She is back on her formula again after two weeks of an empty belly. We started her off very slow with only 2cc per hour and gradually increased to 6cc as of yesterday. Her belly was feeling a bit firm to me which really concerns me. I asked to the doctors to hold at 6 to see what she does before moving on to 8. She has some but not a lot of bowel sounds so I don't want to overwhelm her with too much too soon. She has gone through a lot in the last two weeks and not all of her bodily functions are up to par yet.



She is definitely starting to feel better. I was able to get a little smile out of her yesterday but it was the kind that only I can see through her eyes. She is very perceptive and extremely expressive in her eyes especially now that her sedation is being weaned. She has a little more awake time than before but still spends the bulk of her day sleeping. While on ECMO and the CVVH she was on extreme amounts of pain meds. To avoid withdrawal symptoms she is slowly being weaned to a dose that is more suitable for her weight.



I have lots more to talk about but I will save that for later. Thanks again to everyone for all the prayers and support. It's great to know how much people really love and care for Juliana.

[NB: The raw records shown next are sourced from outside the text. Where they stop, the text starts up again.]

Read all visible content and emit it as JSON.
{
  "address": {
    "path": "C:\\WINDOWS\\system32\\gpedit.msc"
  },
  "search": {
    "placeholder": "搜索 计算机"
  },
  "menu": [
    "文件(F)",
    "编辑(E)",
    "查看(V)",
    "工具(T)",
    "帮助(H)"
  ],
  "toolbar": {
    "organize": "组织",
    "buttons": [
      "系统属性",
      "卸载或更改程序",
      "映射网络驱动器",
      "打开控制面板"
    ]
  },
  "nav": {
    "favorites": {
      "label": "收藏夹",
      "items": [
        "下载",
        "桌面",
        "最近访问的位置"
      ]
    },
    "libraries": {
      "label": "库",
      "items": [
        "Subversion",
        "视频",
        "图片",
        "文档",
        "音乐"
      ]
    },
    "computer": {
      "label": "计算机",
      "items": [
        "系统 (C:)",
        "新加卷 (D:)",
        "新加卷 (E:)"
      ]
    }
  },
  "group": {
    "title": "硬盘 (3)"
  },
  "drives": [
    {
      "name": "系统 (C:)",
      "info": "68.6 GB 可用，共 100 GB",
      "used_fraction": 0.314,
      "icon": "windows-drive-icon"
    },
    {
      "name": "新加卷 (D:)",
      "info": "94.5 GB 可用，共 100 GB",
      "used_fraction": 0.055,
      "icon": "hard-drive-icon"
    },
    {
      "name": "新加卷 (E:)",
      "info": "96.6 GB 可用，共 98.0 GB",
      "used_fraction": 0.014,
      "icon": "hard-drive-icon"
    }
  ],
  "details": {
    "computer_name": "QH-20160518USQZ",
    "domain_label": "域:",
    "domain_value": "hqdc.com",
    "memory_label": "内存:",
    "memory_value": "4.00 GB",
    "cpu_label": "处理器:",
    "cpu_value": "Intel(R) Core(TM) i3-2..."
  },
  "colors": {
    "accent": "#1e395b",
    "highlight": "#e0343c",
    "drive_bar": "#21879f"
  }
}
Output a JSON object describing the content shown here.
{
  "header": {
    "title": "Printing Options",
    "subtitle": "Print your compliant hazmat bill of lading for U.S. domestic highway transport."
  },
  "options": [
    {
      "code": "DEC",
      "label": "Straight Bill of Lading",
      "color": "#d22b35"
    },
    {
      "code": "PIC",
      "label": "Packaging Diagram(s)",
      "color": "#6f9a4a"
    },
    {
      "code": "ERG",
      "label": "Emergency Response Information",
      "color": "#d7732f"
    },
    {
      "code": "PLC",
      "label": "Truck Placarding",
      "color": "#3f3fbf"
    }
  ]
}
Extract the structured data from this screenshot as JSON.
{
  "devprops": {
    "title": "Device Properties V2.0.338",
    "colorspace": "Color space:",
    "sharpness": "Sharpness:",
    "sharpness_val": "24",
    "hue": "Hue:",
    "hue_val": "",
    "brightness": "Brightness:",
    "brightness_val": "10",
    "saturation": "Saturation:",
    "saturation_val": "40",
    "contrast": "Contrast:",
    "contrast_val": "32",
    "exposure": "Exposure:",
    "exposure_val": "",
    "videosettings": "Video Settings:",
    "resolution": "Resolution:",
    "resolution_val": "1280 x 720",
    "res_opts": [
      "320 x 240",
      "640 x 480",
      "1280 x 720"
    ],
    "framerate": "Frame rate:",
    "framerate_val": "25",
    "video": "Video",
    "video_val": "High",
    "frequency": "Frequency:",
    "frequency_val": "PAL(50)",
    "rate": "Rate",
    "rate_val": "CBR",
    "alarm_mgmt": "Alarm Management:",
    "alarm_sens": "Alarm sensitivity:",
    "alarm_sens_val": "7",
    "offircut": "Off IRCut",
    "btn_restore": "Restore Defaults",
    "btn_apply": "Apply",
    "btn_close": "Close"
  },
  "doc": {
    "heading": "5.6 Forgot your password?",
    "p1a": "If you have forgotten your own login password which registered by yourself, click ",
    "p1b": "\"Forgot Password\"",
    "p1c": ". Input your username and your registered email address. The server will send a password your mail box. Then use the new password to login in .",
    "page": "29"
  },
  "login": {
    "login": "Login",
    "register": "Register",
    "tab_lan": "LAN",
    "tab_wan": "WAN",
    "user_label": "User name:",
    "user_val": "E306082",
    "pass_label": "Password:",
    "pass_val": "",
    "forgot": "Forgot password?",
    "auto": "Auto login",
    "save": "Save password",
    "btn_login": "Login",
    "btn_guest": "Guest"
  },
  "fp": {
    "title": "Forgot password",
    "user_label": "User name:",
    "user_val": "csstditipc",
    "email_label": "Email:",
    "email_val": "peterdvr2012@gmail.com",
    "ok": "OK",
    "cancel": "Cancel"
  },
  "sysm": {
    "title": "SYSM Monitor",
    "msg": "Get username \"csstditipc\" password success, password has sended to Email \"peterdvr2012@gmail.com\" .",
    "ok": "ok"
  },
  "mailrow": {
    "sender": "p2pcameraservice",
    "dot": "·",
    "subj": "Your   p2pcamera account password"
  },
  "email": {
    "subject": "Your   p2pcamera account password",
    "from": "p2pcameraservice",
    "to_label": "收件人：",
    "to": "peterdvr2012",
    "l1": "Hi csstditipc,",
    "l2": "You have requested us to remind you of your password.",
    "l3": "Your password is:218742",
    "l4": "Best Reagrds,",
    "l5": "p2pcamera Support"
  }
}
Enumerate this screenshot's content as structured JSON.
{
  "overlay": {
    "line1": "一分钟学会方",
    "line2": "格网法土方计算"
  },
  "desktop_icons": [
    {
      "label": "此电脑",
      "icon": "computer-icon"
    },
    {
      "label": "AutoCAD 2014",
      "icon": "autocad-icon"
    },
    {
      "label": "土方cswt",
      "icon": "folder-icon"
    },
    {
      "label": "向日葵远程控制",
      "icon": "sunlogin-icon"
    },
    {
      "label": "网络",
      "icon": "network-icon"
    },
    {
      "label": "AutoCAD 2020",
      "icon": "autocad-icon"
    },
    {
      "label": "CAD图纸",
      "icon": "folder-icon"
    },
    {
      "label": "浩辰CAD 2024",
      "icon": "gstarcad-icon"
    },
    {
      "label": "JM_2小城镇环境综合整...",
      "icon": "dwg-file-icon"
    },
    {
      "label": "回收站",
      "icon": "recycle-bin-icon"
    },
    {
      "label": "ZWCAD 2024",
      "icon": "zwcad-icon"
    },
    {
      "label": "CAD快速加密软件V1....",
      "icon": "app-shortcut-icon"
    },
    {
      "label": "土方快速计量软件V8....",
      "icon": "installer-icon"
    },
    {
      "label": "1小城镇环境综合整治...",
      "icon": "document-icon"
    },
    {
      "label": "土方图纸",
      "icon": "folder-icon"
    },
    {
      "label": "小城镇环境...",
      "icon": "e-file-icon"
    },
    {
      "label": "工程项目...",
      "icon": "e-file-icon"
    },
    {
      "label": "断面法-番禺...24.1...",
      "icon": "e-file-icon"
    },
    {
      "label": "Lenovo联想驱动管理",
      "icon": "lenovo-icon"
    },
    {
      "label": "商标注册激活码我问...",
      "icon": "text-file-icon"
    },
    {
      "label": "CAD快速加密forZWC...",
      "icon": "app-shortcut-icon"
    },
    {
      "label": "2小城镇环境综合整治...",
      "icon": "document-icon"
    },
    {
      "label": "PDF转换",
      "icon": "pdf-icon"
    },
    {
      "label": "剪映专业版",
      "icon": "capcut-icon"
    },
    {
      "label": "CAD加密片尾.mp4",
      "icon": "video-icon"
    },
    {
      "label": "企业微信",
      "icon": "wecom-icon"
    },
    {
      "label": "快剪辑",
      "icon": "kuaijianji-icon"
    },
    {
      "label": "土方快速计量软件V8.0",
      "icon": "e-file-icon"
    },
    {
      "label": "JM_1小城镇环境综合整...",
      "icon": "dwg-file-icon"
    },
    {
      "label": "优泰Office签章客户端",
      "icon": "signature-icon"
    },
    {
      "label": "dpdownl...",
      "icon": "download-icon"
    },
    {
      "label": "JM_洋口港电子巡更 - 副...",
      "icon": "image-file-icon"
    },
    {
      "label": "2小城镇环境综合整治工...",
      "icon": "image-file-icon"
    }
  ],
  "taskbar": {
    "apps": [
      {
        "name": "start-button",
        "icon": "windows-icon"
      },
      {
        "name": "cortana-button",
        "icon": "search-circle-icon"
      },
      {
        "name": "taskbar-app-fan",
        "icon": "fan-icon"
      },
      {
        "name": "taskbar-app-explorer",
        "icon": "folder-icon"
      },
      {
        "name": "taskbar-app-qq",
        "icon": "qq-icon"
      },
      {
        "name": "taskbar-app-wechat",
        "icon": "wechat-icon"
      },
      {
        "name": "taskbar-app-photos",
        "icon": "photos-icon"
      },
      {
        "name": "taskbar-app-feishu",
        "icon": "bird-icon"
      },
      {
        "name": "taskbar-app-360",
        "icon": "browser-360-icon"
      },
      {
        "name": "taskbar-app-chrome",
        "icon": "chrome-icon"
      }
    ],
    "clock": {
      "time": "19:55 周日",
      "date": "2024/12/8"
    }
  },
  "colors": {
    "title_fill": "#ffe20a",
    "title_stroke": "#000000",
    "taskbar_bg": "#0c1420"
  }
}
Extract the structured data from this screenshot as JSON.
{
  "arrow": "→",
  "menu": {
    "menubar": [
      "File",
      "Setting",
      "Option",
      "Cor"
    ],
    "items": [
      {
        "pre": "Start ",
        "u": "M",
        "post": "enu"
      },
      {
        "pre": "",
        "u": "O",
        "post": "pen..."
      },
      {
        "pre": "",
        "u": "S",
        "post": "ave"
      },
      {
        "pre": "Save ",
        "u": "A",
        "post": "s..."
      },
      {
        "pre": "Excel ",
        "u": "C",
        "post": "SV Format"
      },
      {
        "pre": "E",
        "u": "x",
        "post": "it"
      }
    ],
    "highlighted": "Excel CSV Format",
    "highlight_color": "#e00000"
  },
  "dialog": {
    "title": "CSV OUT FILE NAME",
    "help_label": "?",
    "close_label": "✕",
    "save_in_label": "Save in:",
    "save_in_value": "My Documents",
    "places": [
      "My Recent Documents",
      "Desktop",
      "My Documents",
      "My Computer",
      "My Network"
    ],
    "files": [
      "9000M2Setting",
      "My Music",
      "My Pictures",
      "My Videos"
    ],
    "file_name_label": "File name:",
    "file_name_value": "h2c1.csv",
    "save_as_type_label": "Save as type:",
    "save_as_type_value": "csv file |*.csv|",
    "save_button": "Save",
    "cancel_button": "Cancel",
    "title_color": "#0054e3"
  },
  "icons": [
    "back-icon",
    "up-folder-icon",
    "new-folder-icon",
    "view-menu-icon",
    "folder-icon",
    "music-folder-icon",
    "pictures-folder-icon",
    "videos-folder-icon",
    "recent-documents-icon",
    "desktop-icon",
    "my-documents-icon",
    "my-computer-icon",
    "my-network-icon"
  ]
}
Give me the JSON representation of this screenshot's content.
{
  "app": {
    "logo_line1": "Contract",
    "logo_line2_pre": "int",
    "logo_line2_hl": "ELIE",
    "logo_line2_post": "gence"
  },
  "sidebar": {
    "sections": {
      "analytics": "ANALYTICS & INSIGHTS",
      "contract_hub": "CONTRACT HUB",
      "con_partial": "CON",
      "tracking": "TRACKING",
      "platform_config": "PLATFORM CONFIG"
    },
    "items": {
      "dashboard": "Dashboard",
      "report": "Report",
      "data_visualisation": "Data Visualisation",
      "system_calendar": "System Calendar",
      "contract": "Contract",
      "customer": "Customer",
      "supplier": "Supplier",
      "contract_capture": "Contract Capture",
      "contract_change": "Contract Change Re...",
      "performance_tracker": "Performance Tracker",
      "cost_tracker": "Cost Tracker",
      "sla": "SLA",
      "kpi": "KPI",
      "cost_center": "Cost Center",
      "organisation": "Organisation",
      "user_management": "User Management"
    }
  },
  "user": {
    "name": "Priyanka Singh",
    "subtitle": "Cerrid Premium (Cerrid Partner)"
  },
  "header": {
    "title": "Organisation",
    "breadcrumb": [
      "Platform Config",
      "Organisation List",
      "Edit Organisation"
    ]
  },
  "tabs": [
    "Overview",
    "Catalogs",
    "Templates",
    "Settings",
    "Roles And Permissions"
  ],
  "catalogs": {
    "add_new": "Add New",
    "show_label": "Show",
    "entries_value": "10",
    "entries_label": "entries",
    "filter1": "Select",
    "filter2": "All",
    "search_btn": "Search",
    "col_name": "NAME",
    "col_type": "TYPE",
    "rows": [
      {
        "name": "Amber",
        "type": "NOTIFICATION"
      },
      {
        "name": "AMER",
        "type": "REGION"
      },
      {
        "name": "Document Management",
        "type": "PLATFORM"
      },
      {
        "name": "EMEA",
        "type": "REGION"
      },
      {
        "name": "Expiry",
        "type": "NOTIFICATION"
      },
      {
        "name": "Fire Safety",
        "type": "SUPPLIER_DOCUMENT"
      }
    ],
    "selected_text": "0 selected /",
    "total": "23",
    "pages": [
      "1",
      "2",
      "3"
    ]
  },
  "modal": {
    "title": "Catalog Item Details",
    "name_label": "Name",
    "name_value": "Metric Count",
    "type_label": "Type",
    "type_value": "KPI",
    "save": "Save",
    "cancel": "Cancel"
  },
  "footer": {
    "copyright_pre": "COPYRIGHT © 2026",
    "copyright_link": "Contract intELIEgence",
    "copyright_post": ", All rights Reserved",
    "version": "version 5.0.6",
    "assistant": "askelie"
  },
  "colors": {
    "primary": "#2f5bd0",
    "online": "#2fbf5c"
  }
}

Juliana Maria was born on July 12, 2008. She is a micro preemie born at 1lb 2oz. 11-1/2 in 23 weeks and 4 days gestational age.